Findings from research led by Christiana Care Health System’s Mark J. Garcia, M.D., FSIR demonstrate that people treated for chronic deep vein thrombosis can experience a reduction in disabling symptoms and an improved quality of life. Dr. Garcia, who is the chief of vascular interventional radiology and medical director of the heart and vascular peripheral labs at Christiana Care, presented the findings today during the Society of Interventional Radiology’s 37th Annual Scientific Meeting in San Francisco.
Dr. Garcia’s abstract was one of only nine abstracts– out of 455 submitted worldwide – chosen by the Society for Interventional Radiology to highlight during its annual meeting. Dr. Garcia also co-moderated the meeting’s opening session on Saturday, which focused on the treatment of deep venous diseases. That session was attended by more than 500 interventional radiologists from around the world.
Dr. Garcia’s abstract was chosen because his findings are novel. They show that minimally-invasive interventional radiology techniques can successfully treat patients who are suffering from post-thrombotic syndrome, a constellation of chronic symptoms from pain and swelling to ulcers and gangrene that are due to deep vein thrombosis.
Dr. Garcia’s findings found that a treatment strategy that focuses on the removal of the patient’s chronic clots is superior to the traditional treatment methods. Those methods include blood thinners and elastic compression stockings to medically manage the clots.
“People suffering from post-thrombotic syndrome have been told that no treatment options are available to remove the clots and help relieve the symptoms, but that no longer is true,” said Dr. Garcia, who also serves as chair of SIR’s Venous Service Line. “Interventional radiologists now have an opportunity to help individuals afflicted with the post-thrombotic disorder who are desperately seeking an improved quality of life. We are showing there is hope for these patients”
The U.S. Centers for Disease Control and Prevention estimates that between 300,000 and 600,000 Americans develop deep vein thrombosis each year, which is the formation of a blood clot in a vein, commonly in the legs. The clot can block blood flow and cause symptoms, most commonly pain and swelling. Once someone develops deep vein thrombosis, several things can occur. Clot can potentially break off and travel through the bloodstream and get stuck in the lungs, a phenomenon called pulmonary embolism, which can cause severe damage and even death. Combined, deep vein thrombosis and pulmonary embolism kill between 100,000 and 180,000 people each year.
It has been shown that approximately half the people who experience deep vein thrombosis and receive appropriate blood thinner medication and compression stockings see their condition deteriorate to the point where they develop post-thrombotic syndrome, despite appropriate medical management. The syndrome is characterized by a constellation of symptoms including leg pain, swelling, fatigue and permanent skin changes including open sores or ulcers.

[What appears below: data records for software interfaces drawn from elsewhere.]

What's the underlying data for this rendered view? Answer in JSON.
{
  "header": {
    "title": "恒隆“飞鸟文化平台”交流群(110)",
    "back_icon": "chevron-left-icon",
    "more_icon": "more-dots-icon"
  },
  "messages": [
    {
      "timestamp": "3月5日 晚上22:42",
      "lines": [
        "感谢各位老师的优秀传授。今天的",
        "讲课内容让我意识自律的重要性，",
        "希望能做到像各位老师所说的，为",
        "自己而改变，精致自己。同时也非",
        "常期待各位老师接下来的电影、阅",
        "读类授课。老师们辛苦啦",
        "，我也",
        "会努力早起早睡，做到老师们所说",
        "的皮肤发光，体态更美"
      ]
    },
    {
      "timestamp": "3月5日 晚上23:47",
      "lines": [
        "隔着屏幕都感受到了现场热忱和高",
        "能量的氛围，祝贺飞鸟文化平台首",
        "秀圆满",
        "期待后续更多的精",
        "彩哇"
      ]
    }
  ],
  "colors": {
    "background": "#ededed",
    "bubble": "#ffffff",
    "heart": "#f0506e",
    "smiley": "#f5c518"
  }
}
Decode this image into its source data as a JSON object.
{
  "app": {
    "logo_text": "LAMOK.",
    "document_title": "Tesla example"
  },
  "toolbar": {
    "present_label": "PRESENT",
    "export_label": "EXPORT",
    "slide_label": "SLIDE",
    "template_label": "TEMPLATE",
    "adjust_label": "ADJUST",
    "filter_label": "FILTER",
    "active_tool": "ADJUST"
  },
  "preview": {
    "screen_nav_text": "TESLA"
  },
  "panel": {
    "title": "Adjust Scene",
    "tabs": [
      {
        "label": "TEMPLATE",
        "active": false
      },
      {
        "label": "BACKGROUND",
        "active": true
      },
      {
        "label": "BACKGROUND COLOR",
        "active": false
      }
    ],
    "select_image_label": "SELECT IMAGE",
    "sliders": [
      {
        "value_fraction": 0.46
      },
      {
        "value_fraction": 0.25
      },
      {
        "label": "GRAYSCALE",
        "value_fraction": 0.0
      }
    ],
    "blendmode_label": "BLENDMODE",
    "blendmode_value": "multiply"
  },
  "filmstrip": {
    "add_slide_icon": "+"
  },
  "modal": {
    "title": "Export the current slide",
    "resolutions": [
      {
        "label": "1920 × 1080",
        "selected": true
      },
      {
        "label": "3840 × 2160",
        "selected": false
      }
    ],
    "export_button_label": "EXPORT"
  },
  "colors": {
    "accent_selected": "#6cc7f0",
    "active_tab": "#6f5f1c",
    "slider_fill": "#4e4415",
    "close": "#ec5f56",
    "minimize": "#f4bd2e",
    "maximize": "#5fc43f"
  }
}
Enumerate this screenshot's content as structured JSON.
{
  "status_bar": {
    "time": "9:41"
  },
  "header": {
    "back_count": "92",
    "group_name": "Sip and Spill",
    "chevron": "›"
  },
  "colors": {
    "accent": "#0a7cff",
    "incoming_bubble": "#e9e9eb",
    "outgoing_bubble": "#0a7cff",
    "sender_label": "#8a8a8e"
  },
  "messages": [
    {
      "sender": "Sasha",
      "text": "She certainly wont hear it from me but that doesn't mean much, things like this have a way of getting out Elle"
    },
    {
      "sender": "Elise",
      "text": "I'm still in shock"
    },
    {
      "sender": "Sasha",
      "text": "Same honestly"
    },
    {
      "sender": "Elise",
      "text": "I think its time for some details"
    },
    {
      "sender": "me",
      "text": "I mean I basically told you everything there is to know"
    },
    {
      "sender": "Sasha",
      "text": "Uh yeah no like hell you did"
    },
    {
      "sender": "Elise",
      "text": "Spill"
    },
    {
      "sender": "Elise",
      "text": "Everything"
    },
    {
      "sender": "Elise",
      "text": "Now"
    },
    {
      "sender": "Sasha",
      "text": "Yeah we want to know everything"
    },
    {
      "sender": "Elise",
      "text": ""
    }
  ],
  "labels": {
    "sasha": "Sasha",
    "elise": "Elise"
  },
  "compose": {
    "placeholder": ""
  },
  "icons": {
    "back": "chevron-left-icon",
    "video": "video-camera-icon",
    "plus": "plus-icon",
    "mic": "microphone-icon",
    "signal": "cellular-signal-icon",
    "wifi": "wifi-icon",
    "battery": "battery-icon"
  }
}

However, the findings reported by Dr. Garcia show that the post-thrombotic syndrome symptoms can significantly improve with the minimally invasive treatments, which led to an improved quality of life. His study included more than 100 patients who were suffering from post-thrombotic syndrome. Over a three-year period, his team performed the minimally invasive treatments in an attempt to relieve the blockage and restore blood flow. The findings showed that his team was able to restore flow in 97 percent of patients with 93 percent of the patients reporting significant symptomatic improvement. Only 7 percent experienced symptoms that went unchanged. None reported worsening of their symptoms.
“There is increasing evidence that early and complete removal of the blood clot is likely to give people their best chance to avoid disabling symptoms, such as pain, swelling, skin changes and ulcer formation,” Dr. Garcia said.
Very few studies to date have evaluated endovascular treatments for chronic deep vein thrombosis. Dr. Garcia said more research into this area should be performed, given the promising findings.
“This study has the potential to drastically improve the quality of life for patients who thought there was no hope for their chronic clots,” Dr. Garcia said. “As interventional radiologists, we must embrace minimally-invasive techniques that can help restore both the blood flow in people’s veins and the quality of their lives. We are trying to give them hope”